And don’t forget to mark your calendars. Bike to Work day in Detroit is May 21st. You can start from Royal Oak, Grosse Pointe or Dearborn. All rides head to Campus Maritius.

Detroit’s bad commute: Not all hooey

Tuesday, February 23rd, 2010

Forbes loves publishing lists of dubious quality that are often based on census data. However, they recently named Metro Detroit as having the second worst commute in the U.S., which might be justifiable.

There are a few elements that easy-commuting cities have in common. In those places, more workers take advantage of public transportation, walk or bike; sprawl is minimal so workers tend to live closer to their offices; and the incidence of travel delays is low. To find the best and worst cities for commuters, we took the 60 largest metro areas and ranked each on three measures: The length of traffic delays at rush hour, the percentage of commuters who get to work by carpooling, biking, walking or taking public transportation (the “Green Commuter” rank); and the percentage of commuters that spend an hour or more getting to work. Click here for more details on the methodology.

Where Detroit scored most poorly was in the Green Commuting rank — we were last.

Then there’s Detroit. The city that comes in next to last was once at the forefront of transportation planning–the first urban freeways were built there. But its well-documented urban blight and population drain have wreaked havoc on the city’s infrastructure, and the once ubiquitous presence of the auto industry decimated what was a thriving public transportation system. Now, what would normally be a 45-minute drive takes an hour at peak times, and only 12% of commuters carpool, walk, bike or use public transportation–the lowest percentage of all the cities we tracked.

Detroit New’s columnist Tom Greenwood takes exception and makes the same mistake that transportation planners have made in Detroit for the past 50 years. They assume the word “commuting” means “driving.”

He adds, “I’ve driven in all those other cities, and I would rather have a tooth pulled than commute in any other big city compared to Detroit.”

It’s time to try that commute on a bike or by bus, Tom.?Detroit commuting looks a little different outside of the car.

Biking to Work in Toronto

Tuesday, January 12th, 2010

Here’s an interesting blog out of Toronto called Urban Country that we stumbled on via a Howard Meyerson Tweet.

The blog article in particular is about biking to work:

Here in Toronto, the City has been handing out awards to bicycle-friendly businesses since 2001. The 2009 Bicycle-Friendly Business Awards will take place on January 19th, 2010 at the Gladstone Hotel and we will find out who this year’s most bicycle-friendly businesses are.

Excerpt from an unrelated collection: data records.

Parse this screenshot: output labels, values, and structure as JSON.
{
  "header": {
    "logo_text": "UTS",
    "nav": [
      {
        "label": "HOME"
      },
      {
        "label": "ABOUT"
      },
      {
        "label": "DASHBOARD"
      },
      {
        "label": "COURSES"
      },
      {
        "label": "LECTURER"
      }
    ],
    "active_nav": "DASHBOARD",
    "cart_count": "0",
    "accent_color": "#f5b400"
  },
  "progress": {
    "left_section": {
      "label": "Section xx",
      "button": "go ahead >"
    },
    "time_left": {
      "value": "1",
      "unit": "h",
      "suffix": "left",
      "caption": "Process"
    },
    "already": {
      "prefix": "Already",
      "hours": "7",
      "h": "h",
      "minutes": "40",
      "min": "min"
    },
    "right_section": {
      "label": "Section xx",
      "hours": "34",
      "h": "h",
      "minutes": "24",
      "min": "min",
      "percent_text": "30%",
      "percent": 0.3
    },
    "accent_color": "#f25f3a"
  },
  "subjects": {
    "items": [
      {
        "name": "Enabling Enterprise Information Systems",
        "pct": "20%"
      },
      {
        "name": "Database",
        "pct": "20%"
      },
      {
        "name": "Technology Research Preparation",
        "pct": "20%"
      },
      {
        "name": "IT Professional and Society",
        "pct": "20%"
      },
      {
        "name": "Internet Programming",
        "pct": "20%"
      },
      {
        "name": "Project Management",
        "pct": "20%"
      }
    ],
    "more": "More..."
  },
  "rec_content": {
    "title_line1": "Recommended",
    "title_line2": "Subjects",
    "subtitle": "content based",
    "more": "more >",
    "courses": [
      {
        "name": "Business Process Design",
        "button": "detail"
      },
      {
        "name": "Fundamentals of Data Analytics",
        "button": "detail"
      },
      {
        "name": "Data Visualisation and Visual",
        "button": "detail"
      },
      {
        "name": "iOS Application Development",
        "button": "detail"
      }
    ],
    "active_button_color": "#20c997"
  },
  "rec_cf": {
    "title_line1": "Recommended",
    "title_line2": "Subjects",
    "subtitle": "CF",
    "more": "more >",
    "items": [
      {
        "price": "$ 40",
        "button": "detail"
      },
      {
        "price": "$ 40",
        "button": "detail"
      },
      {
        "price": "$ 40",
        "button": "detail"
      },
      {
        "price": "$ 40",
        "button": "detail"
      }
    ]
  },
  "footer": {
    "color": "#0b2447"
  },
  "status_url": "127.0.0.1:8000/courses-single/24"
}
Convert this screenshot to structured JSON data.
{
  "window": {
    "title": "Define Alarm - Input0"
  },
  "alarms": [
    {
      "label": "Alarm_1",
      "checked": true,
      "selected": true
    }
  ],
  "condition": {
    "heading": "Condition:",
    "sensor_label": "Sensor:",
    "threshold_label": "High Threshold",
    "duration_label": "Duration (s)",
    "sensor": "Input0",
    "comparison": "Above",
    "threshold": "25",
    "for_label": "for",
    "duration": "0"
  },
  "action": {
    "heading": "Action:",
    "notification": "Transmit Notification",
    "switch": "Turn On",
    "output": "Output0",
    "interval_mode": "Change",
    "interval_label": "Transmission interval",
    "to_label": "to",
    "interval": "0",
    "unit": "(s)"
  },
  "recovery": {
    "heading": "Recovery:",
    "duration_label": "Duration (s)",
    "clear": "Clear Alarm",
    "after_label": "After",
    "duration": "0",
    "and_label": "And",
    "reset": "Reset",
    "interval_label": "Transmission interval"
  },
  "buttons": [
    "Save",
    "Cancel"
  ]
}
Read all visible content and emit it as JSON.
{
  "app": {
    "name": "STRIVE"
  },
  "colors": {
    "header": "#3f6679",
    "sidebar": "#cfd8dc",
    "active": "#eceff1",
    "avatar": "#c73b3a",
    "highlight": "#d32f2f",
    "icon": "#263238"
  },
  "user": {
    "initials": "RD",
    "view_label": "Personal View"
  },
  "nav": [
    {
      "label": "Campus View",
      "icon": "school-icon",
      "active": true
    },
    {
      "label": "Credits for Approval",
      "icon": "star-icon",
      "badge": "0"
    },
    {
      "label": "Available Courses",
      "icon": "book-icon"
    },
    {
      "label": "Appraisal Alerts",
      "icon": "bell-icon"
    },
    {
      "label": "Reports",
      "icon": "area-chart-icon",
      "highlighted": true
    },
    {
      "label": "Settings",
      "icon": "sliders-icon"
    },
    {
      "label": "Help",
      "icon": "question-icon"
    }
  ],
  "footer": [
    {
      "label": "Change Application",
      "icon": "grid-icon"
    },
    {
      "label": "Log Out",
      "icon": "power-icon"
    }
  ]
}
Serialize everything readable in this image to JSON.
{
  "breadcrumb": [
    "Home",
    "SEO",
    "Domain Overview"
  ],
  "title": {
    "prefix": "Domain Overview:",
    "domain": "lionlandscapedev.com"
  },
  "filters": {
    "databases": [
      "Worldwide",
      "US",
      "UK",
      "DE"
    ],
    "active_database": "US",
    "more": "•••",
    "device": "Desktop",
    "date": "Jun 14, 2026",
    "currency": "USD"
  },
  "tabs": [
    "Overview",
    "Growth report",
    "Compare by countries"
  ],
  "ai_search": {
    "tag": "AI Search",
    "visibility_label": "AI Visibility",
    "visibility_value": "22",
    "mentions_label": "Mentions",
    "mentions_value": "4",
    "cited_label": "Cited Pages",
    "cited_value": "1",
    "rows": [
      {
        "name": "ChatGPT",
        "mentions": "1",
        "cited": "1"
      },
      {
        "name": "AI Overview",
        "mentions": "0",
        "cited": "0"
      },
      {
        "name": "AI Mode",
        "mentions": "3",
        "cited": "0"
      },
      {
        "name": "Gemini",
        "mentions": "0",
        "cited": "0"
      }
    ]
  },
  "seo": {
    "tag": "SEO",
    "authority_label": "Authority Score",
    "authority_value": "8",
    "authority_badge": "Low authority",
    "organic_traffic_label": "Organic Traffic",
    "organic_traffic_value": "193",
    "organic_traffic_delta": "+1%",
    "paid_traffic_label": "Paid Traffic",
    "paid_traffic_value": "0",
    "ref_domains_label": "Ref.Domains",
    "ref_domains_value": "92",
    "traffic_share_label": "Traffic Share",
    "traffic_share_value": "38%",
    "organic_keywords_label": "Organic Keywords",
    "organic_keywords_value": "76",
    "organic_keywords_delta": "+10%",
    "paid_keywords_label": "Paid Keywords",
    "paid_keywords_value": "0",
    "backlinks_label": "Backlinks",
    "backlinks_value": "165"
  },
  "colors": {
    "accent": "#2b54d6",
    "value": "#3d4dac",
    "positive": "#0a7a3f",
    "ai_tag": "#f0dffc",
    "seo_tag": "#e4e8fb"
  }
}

The consulting company that employs me imason inc. is an example of a bicycle-friendly workplace, and I felt compelled to highlight my workplace in the promo video above.?imason allows employees to bring their bicycles directly into the 8th floor office, storing them at the back of the office, while also providing shower facilities for those who feel compelled to shower after cycling in to work.

Do you work for a bicycle friendly employer?